A view of the old TMRS headquarters from the I-35 frontage road looking west. The older, delightfully brutalist building at the site is in front, with the newer office and parking structure behind.
Discussion at meetings of the TMRS Board of Trustees late last year indicate that the organization’s executive director is authorized to take all steps necessary to place the property at 1200 North I-35 on the market for sale, with the proceeds to be reinvested in the pension fund at its assumed 6.75 percent rate of return. A report presented to the board states that depreciation expenses on the old building were estimated at $306,000 in 2021 — and with the system’s lease on its new offices at the Grove exceeding its operating budget by $2.3 million, the fund plans to offset the cost of its relocation through investment earnings from the sale of its former headquarters.
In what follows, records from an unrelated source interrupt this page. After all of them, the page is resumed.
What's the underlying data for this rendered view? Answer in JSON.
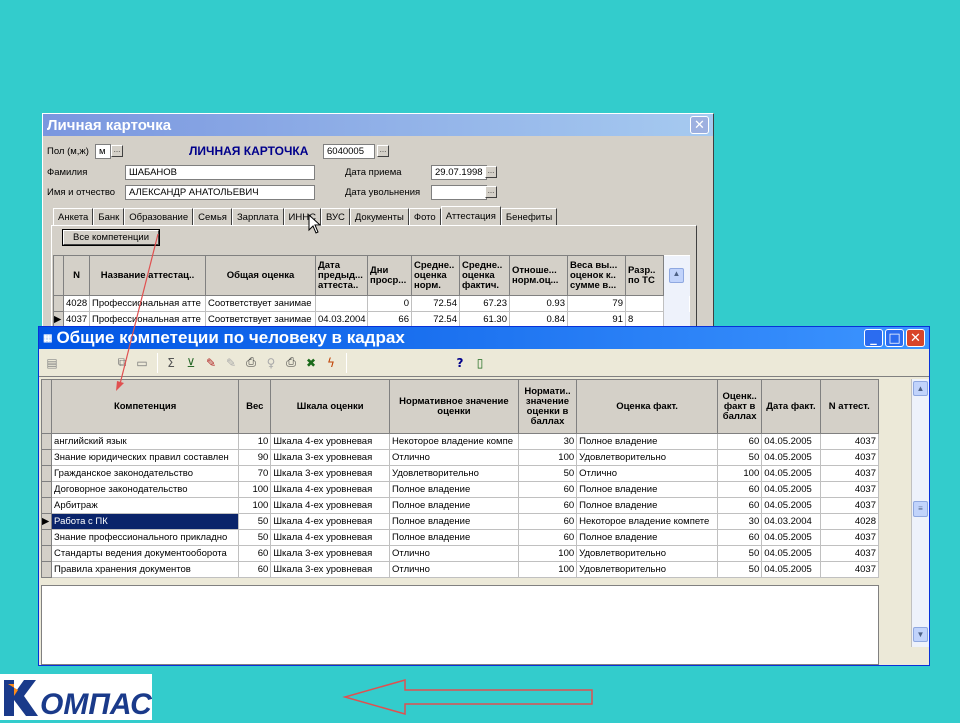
{
  "card": {
    "title": "Личная карточка",
    "gender_label": "Пол (м,ж)",
    "gender_value": "м",
    "heading": "ЛИЧНАЯ КАРТОЧКА",
    "card_number": "6040005",
    "surname_label": "Фамилия",
    "surname": "ШАБАНОВ",
    "name_label": "Имя и отчество",
    "name": "АЛЕКСАНДР АНАТОЛЬЕВИЧ",
    "hire_label": "Дата приема",
    "hire_date": "29.07.1998",
    "fire_label": "Дата увольнения",
    "fire_date": "",
    "tabs": [
      "Анкета",
      "Банк",
      "Образование",
      "Семья",
      "Зарплата",
      "ИННС",
      "ВУС",
      "Документы",
      "Фото",
      "Аттестация",
      "Бенефиты"
    ],
    "all_comp_button": "Все компетенции",
    "columns": [
      "N",
      "Название аттестац..",
      "Общая оценка",
      "Дата предыд... аттеста..",
      "Дни проср...",
      "Средне.. оценка норм.",
      "Средне.. оценка фактич.",
      "Отноше... норм.оц...",
      "Веса вы... оценок к.. сумме в...",
      "Разр.. по ТС"
    ],
    "rows": [
      [
        "4028",
        "Профессиональная атте",
        "Соответствует занимае",
        "",
        "0",
        "72.54",
        "67.23",
        "0.93",
        "79",
        ""
      ],
      [
        "4037",
        "Профессиональная атте",
        "Соответствует занимае",
        "04.03.2004",
        "66",
        "72.54",
        "61.30",
        "0.84",
        "91",
        "8"
      ]
    ]
  },
  "comp": {
    "title": "Общие компетеции по человеку в кадрах",
    "toolbar_icons": [
      "grid-icon",
      "copy-icon",
      "paste-icon",
      "sum-icon",
      "filter-icon",
      "pen-icon",
      "pen-disabled-icon",
      "preview-icon",
      "bulb-icon",
      "print-icon",
      "excel-icon",
      "lightning-icon",
      "help-icon",
      "exit-icon"
    ],
    "columns": [
      "Компетенция",
      "Вес",
      "Шкала оценки",
      "Нормативное значение оценки",
      "Нормати.. значение оценки в баллах",
      "Оценка факт.",
      "Оценк.. факт в баллах",
      "Дата факт.",
      "N аттест."
    ],
    "rows": [
      [
        "английский язык",
        "10",
        "Шкала 4-ех уровневая",
        "Некоторое владение компе",
        "30",
        "Полное владение",
        "60",
        "04.05.2005",
        "4037"
      ],
      [
        "Знание юридических правил составлен",
        "90",
        "Шкала 3-ех уровневая",
        "Отлично",
        "100",
        "Удовлетворительно",
        "50",
        "04.05.2005",
        "4037"
      ],
      [
        "Гражданское законодательство",
        "70",
        "Шкала 3-ех уровневая",
        "Удовлетворительно",
        "50",
        "Отлично",
        "100",
        "04.05.2005",
        "4037"
      ],
      [
        "Договорное законодательство",
        "100",
        "Шкала 4-ех уровневая",
        "Полное владение",
        "60",
        "Полное владение",
        "60",
        "04.05.2005",
        "4037"
      ],
      [
        "Арбитраж",
        "100",
        "Шкала 4-ех уровневая",
        "Полное владение",
        "60",
        "Полное владение",
        "60",
        "04.05.2005",
        "4037"
      ],
      [
        "Работа с ПК",
        "50",
        "Шкала 4-ех уровневая",
        "Полное владение",
        "60",
        "Некоторое владение компете",
        "30",
        "04.03.2004",
        "4028"
      ],
      [
        "Знание профессионального прикладно",
        "50",
        "Шкала 4-ех уровневая",
        "Полное владение",
        "60",
        "Полное владение",
        "60",
        "04.05.2005",
        "4037"
      ],
      [
        "Стандарты ведения документооборота",
        "60",
        "Шкала 3-ех уровневая",
        "Отлично",
        "100",
        "Удовлетворительно",
        "50",
        "04.05.2005",
        "4037"
      ],
      [
        "Правила хранения документов",
        "60",
        "Шкала 3-ех уровневая",
        "Отлично",
        "100",
        "Удовлетворительно",
        "50",
        "04.05.2005",
        "4037"
      ]
    ],
    "selected_row": 5
  },
  "logo": "КОМПАС",
  "colors": {
    "background": "#33cccc",
    "selection": "#0a246a",
    "arrow": "#e05050"
  }
}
In anticipation of a sale, according to a permit filed earlier this week by land use law firm Drenner Group, the system is now seeking a rezoning from the City of Austin, changing the property’s existing general office and neighborhood commercial (GO-LR) classification to a more appropriate central business district (CBD) zoning, which would allow for denser development at the site by a new owner. Unlike many properties in this area, the land is fully unencumbered by Capitol View Corridors.
The old TMRS headquarters includes a 1970s-era office building and surface parking lot on the east half of the tract facing the highway, with a newer office and parking structure built in 2005 on the west side of the property at the corner of East 12th and Sabine Street. Though a prospective new owner could always clear the site for redevelopment, the newer building on the west side might stick around — owing to the size of the property, demolishing the older office building and surface parking closer to I-35 would provide more than half an acre for a new project. Still, we’re not ruling out that the value of this tract could prompt its new owners to demolish a building that’s only 17 years old, even if that sets a new local record.
A new owner could also simply use the property as-is, but its location seems to imply more future value — the offices are directly south of the property previously home to Brackenridge hospital, now being reimagined by a partnership of Central Health and the University of Texas Dell Medical School into a 14.3-acre planned unit development with a variety of uses anchoring downtown Austin’s so-called “Innovation District.”
The Central Health site’s first tower — to be known, by the way, as “Innovation Tower” — is topped out and nearing completion just north of the old TMRS building, with additional neighbors including the former 1.7-acre HealthSouth tract, where developer Aspen Heights Partners is planning a two-tower project containing residential and office uses along with a possible 100 units of affordable housing and retail space. Then there’s the defunct Brick Oven Pizza at 1209 Red River Street, which for years has been expected as the future site of a hotel project known for now only as Waterloo Park Tower — which, as you may have gathered from the name, is directly across the street from the reopened Waterloo Park that anchors this entire emerging district. It’s a lot to follow, and the Central Health project anticipates a buildout that could take up to 15 years, but there’s clearly lots of potential in this area.
There is one catch, however — according to current maps of TxDOT’s planned expansion of I-35, the TMRS property might lose a tiny sliver of its land along the corner of the frontage road and East 12th Street. It doesn’t appear to reduce the size of the tract at all and shouldn’t stop a building from rising here, but it’s the kind of thing a future developer would need to keep in mind. Don’t we love our highways, folks?